Lurking behind the leader is the defending champ Amy Yang, also of South Korea, who shot a 69 to begin her title defense in a five-way tie for second.

A group of eight golfers, including the 2012 champ Suzann Pettersen, shot a 70 in the first round.

The $2 million tournament is the only LPGA Tour event in South Korea each year.

It has expanded from 54 holes to 72 holes this year.

This is the seventh year that the Ocean Course is hosting this tournament.

Kang said she expected a calmer day because there was no wind when she was warming up on the range. But when she stood on the first tee at 8:50 a.m., the wind picked up.

“On a day like this, I felt I’d be better off playing safe and aiming for the center of the greens than be aggressive,” she said.

“I made some great putts today, especially ones to save pars on the front nine.
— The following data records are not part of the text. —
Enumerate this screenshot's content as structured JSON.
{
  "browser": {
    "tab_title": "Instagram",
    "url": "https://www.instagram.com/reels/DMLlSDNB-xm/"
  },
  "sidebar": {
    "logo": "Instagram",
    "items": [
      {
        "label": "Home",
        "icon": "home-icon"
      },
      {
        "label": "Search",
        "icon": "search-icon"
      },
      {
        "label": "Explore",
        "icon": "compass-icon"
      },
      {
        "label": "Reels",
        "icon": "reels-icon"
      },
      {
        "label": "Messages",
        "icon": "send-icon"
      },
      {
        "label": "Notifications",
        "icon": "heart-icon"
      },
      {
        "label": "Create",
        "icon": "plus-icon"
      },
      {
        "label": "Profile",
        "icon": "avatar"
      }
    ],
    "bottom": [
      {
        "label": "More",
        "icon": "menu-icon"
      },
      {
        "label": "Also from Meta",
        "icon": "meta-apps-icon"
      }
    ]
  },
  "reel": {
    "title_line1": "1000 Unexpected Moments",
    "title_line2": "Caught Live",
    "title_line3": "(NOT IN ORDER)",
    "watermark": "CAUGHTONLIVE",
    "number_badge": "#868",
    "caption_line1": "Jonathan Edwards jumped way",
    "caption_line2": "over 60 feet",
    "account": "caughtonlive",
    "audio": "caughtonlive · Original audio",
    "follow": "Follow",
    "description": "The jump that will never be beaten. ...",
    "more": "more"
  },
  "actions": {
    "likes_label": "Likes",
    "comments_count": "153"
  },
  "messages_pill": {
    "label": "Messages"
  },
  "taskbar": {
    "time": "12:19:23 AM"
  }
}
Then I made a 40-foot putt for birdie on the 12th, and it gave me a great boost.”

Kang said she was confident she could keep up her solid play.
Korea’s Kang Hae-ji plays a shot at the KEB-HanaBank Championship on Thursday. (Yonhap) Korea’s Kang Hae-ji plays a shot at the KEB-HanaBank Championship on Thursday. (Yonhap)

“It is usually windy on this course but it’s not overly long,” she added. “I can reach some of the par-5 greens in two here. If I can hit good wedge shots, then I can post good scores.”

Kang, who made her LPGA debut in 2009, has yet to win on the tour. In 23 events this year prior to this week, the 23-year-old has posted two top-10 finishes but missed the cut eight times.

Park In-bee, world No. 2, shot 1-under 71 after an up-and-down round that featured four birdies and three bogeys.

With the top-ranked Stacy Lewis skipping this event, Park could overtake the No. 1 spot with a win this week.

Also, if Park finishes second and Lydia Ko, ranked third, doesn’t win, then Park will be the No. 1.

In another potential scenario, Park will rise to No. 1 if she finishes in a three-way tie for third and Ko doesn’t win.

Ko, a South Korean-born New Zealander, can only rise to No. 1 if she wins and Park ends in a three-way tie for second or worse.

Ko shot a 73, which left her tied for 28th.

In the tournament’s 12-year history, there have been seven different South Korean winners, with Choi Na-yeon winning back-to-back titles in 2009 and 2010.